Sure, the R5 is better, but this is a great backup camera, and I am never ashamed to whip it out and create magic. This kit lens is long gone, but it was a great starter lens for me. 24mm is that perfect wide angle for landscapes and 105mm is enough to zoom in a good bit to capture little league games at least. This may look pricy, but with everything you get, it might just meet all your needs!
Mirrorless- Just starting out, mirrorless is like having the answers in the back of your math book.. You can play with the settings and see what happens on the screen in real time.
Picture quality- bumping up the megapixels a little to 26.2 now.
Lightweight- compare this to any DSLR in this category and it’s feather light
Full Frame- higher quality, more pixels, bigger sensor, all the things that make a professional excited!
Affordability- I get it, buy a camera or pay rent.. It may not be the first camera to buy, but keep it on your mind if not as an upgrade one day
Speed- at 5 fps, when you hold that shutter down, it’s noticeable as a professional.
Battery life- this one loves batteries, definitely carry a spare if it’s a long shoot.

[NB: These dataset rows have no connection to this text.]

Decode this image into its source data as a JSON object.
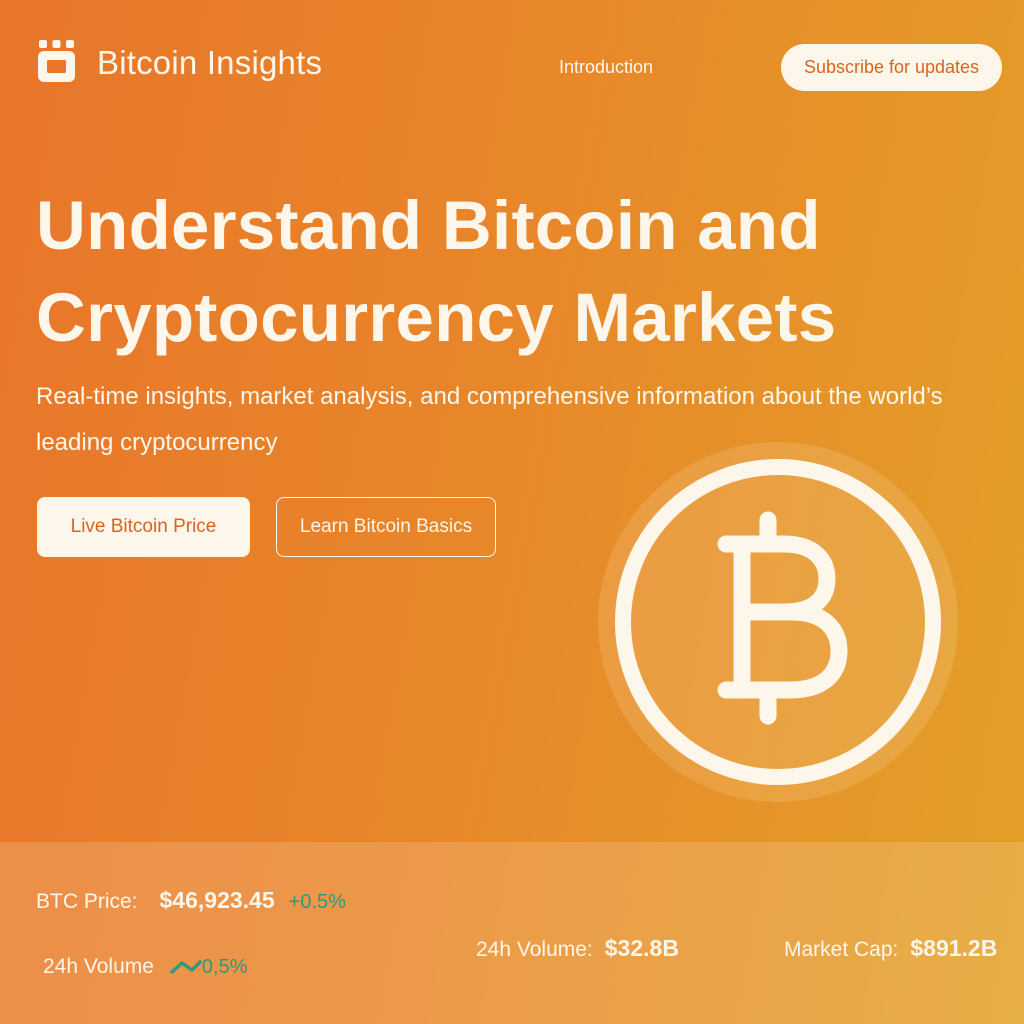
{
  "header": {
    "brand": "Bitcoin Insights",
    "nav": [
      "Introduction"
    ],
    "subscribe_label": "Subscribe for updates"
  },
  "hero": {
    "title_line1": "Understand Bitcoin and",
    "title_line2": "Cryptocurrency Markets",
    "subtitle": "Real-time insights, market analysis, and comprehensive information about the world’s leading cryptocurrency",
    "primary_button": "Live Bitcoin Price",
    "secondary_button": "Learn Bitcoin Basics"
  },
  "stats": {
    "price_label": "BTC Price:",
    "price_value": "$46,923.45",
    "price_change": "+0.5%",
    "volume_small_label": "24h Volume",
    "volume_small_change": "0,5%",
    "volume_label": "24h Volume:",
    "volume_value": "$32.8B",
    "market_cap_label": "Market Cap:",
    "market_cap_value": "$891.2B"
  },
  "icons": {
    "logo": "calendar-box-icon",
    "coin": "bitcoin-icon",
    "trend": "trend-up-icon"
  },
  "colors": {
    "accent": "#d9641d",
    "cream": "#fdf6ea",
    "positive": "#2d9a7c",
    "gradient_start": "#e8752a",
    "gradient_end": "#e3a028"
  }
}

So, there you have it. Now check out some of my other free learning course and figure out how adjust your settings, fields of photography, camera buying, lens buying, etc. Just start at lesson one and go from there! The way to become a great photographer is through studying. Not just reading but getting out and learning from mistakes. I can’t wait to see what you create, and I am here anytime to provide feedback, suggestions, answers, etc. Together, we can make great art!
Photography and writing by Jon Frederick